NEW CANAAN — As we near the final 24 hours of the high school football season, the media is scrambling to provide a grand finale to the most popular scholastic sport, with admittedly few bullets left in the arsenal.
We again print capsules with updated statistics, call on different coaches to get their analyses, and search for new stories to tell that end up sounding like reruns.
As I watched New Canaan practice for about an hour on Wednesday, my mind felt like repeated waves on an ocean. What more is there to say about the Rams that hasn’t already been said?
I interviewed Lou Marinelli, the Rams’ coach, for this piece, which originally was about the secret to the team’s decade-long success. It is something we pretty much take for granted but is equally remarkable: New Canaan’s Class L final with North Haven on Saturday will mark its ninth championship appearance in the last 10 years. It will have a chance to go 7-2 in that span, including three wins in a row.
“It’s great to be out here and hearing Christmas carols,” Marinelli said as he was walking off Dunning Field. “That’s the goal here. We want to be out here playing in December. I do remember what it is like not to be playing, and it wasn’t fun.”
If a picture is indeed worth 1,000 words, I could have posted a photo here of what Dunning looked like on the night of Nov. 6. Many of you will remember it as the one quarterback Michael Collins tied the state record with nine touchdown passes against Trumbull.
It was Youth Football Night in New Canaan, and I am guessing there were about 300 young players on the field. That total, and the umbilical cord making the connection to Marinelli and the Rams, is the reason the town has shared the title for the state’s best program along with Ansonia for the past decade.
Still, it felt like a story that at least in pieces has been told over the years. While at the same time looking for new angles about the Rams’ neighbors and biggest rivals, I finally figured out something fresh to say.
I am really happy not to be writing about a Darien-New Canaan rematch, as was the case the past two years (and in 2008). I already had my creme brûlée. I don’t need a second helping.
The Turkey Bowl is the state’s best high school sports rivalry.

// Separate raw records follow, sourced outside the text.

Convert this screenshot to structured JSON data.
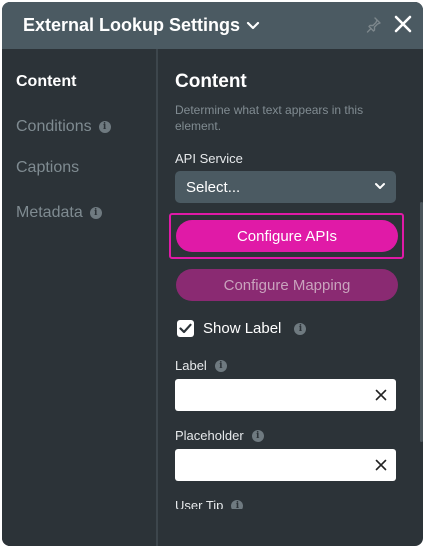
{
  "header": {
    "title": "External Lookup Settings"
  },
  "sidebar": {
    "items": [
      {
        "label": "Content",
        "active": true,
        "info": false
      },
      {
        "label": "Conditions",
        "active": false,
        "info": true
      },
      {
        "label": "Captions",
        "active": false,
        "info": false
      },
      {
        "label": "Metadata",
        "active": false,
        "info": true
      }
    ]
  },
  "content": {
    "title": "Content",
    "description": "Determine what text appears in this element.",
    "api_service": {
      "label": "API Service",
      "selected": "Select..."
    },
    "configure_apis_label": "Configure APIs",
    "configure_mapping_label": "Configure Mapping",
    "show_label": {
      "label": "Show Label",
      "checked": true
    },
    "label_field": {
      "label": "Label",
      "value": ""
    },
    "placeholder_field": {
      "label": "Placeholder",
      "value": ""
    },
    "user_tip_label": "User Tip"
  },
  "colors": {
    "header_bg": "#4b5a62",
    "panel_bg": "#2c3338",
    "accent": "#e01aa7",
    "accent_disabled": "#8a2a72"
  }
}
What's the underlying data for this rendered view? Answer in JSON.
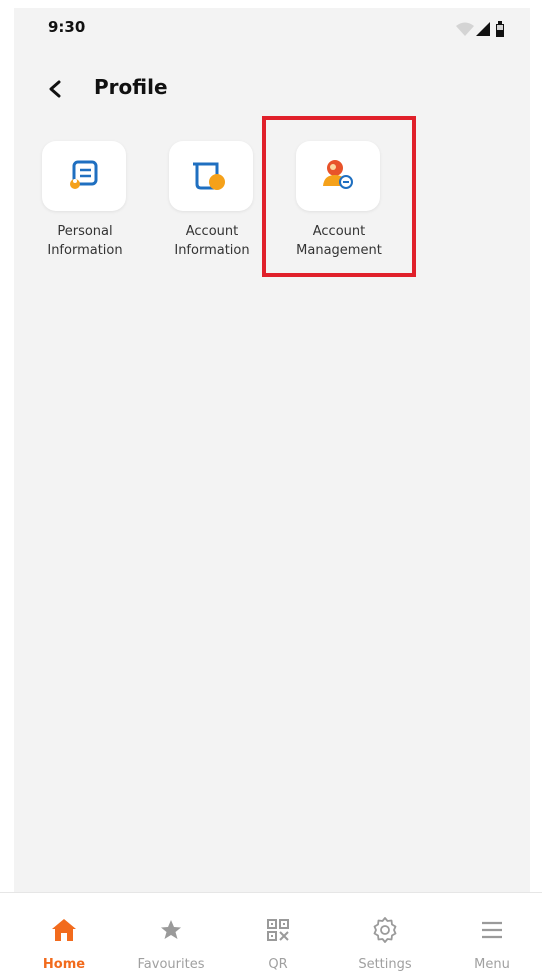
{
  "status_bar": {
    "time": "9:30"
  },
  "header": {
    "title": "Profile"
  },
  "tiles": [
    {
      "line1": "Personal",
      "line2": "Information",
      "icon": "personal-info-icon"
    },
    {
      "line1": "Account",
      "line2": "Information",
      "icon": "account-info-icon"
    },
    {
      "line1": "Account",
      "line2": "Management",
      "icon": "account-management-icon"
    }
  ],
  "bottom_nav": [
    {
      "label": "Home",
      "icon": "home-icon",
      "active": true
    },
    {
      "label": "Favourites",
      "icon": "star-icon"
    },
    {
      "label": "QR",
      "icon": "qr-code-icon"
    },
    {
      "label": "Settings",
      "icon": "gear-icon"
    },
    {
      "label": "Menu",
      "icon": "hamburger-menu-icon"
    }
  ],
  "colors": {
    "accent": "#f26b1d",
    "icon_blue": "#1f6fc0",
    "highlight": "#e0202a",
    "background": "#f3f3f3"
  }
}
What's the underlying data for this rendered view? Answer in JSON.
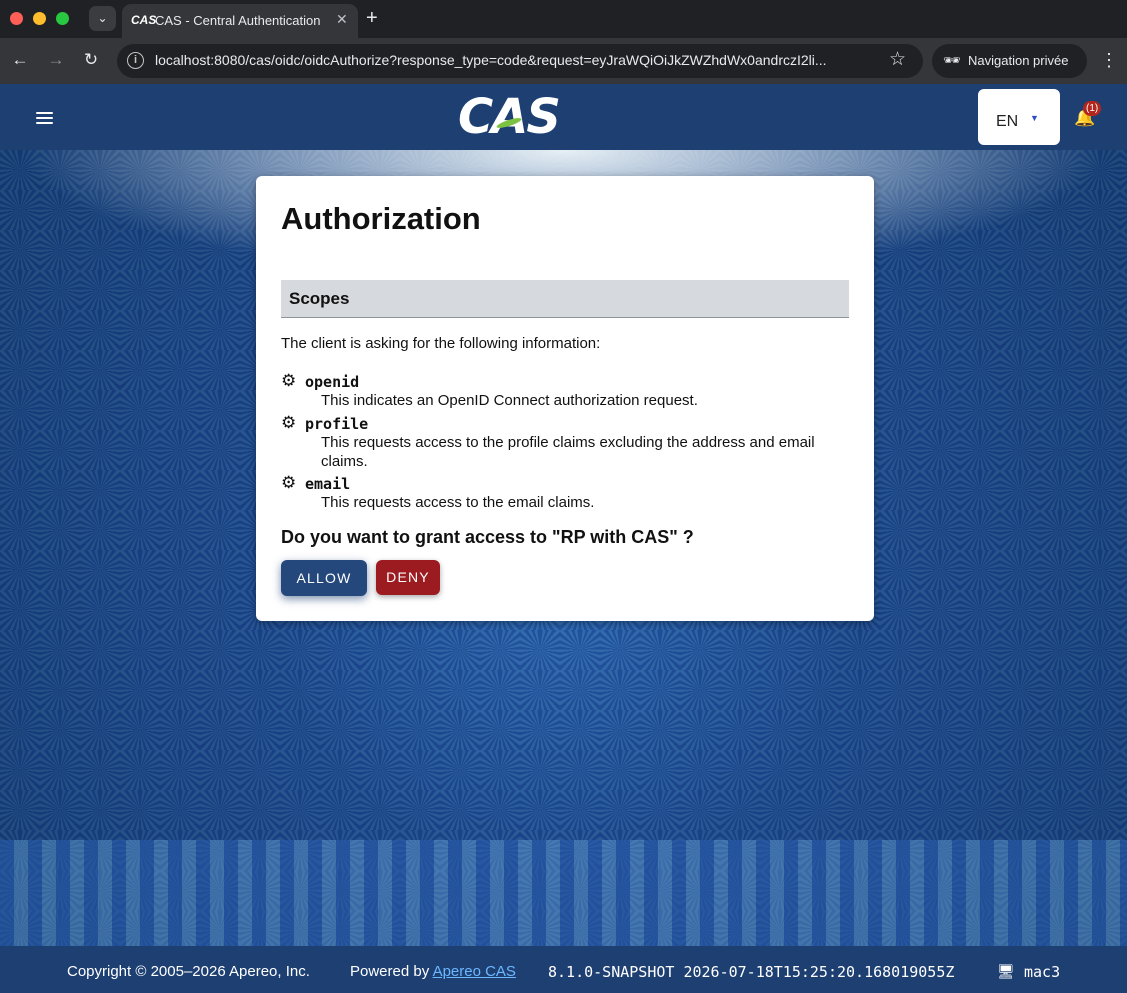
{
  "browser": {
    "tab_title": "CAS - Central Authentication Service",
    "tab_favicon": "CAS",
    "url": "localhost:8080/cas/oidc/oidcAuthorize?response_type=code&request=eyJraWQiOiJkZWZhdWx0andrczI2li...",
    "private_label": "Navigation privée",
    "icons": {
      "tab_menu": "chevron-down-icon",
      "close": "close-icon",
      "new_tab": "plus-icon",
      "back": "arrow-left-icon",
      "forward": "arrow-right-icon",
      "reload": "reload-icon",
      "info": "info-icon",
      "bookmark": "star-icon",
      "incognito": "incognito-icon",
      "menu": "kebab-menu-icon"
    }
  },
  "header": {
    "logo_text": "CAS",
    "language": "EN",
    "notification_badge": "(1)",
    "colors": {
      "bar": "#1d3f72",
      "logo_swoosh": "#7cc242"
    }
  },
  "card": {
    "title": "Authorization",
    "section_title": "Scopes",
    "intro": "The client is asking for the following information:",
    "scopes": [
      {
        "name": "openid",
        "description": "This indicates an OpenID Connect authorization request."
      },
      {
        "name": "profile",
        "description": "This requests access to the profile claims excluding the address and email claims."
      },
      {
        "name": "email",
        "description": "This requests access to the email claims."
      }
    ],
    "question": "Do you want to grant access to \"RP with CAS\" ?",
    "allow_label": "ALLOW",
    "deny_label": "DENY",
    "colors": {
      "allow": "#24477c",
      "deny": "#9b1b21"
    }
  },
  "footer": {
    "copyright": "Copyright © 2005–2026 Apereo, Inc.",
    "powered_by": "Powered by",
    "powered_link": "Apereo CAS",
    "version": "8.1.0-SNAPSHOT 2026-07-18T15:25:20.168019055Z",
    "host": "mac3"
  }
}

And because Darien has moved up to Class LL this year, we are being (in New Canaan, insert “denied”; in Darien, “spared”) a possible 1-1 split in which the Rams benefit from the later win and Darien’s arguably more emotional victory becomes tarnished.
Darien’s quarterfinal rematch with Staples aside, this has felt like a real state tournament this fall in these parts. Can Darien, after pummeling Southington in the battle of the top two teams in the state polls, maintain the emotional drive against Shelton and bring the school its first CIAC title in the sport since 1996?
How great is it to see North Haven reach a state final for the first time, and give us about as great a contrast as is possible with New Canaan: two high-powered offenses that roll six if by land (North Haven), six if by air (New Canaan).
North Haven is seeking its first trophy, New Canaan is looking to keep stocking the case.
Marinelli said he did not realize he has only missed coaching in one state final during the past decade until someone pointed it out to him.
“It is all the result of how hard these kids have worked,” Marinelli said. “It’s all about a bunch of coaches that have worked their (butts) off. It’s a lot of things. It’s community support, it’s administrative support. It has been wonderful.”
If Darien and New Canaan both win on Saturday, our holiday season debate will be whether the real 1 vs. 2 game was played at Boyle Stadium. Not on Monday, but Thanksgiving morning.
And guaranteed, late Saturday afternoon, with cameras and iPhones surrounding him, Marinelli will then extend an offer to Darien coach Rob Trifone for a game the following weekend, anywhere, anytime, with the proceeds going to charity.
However it plays out, change — if the Rams again pointing their index fingers skyward is indeed change – has proved good.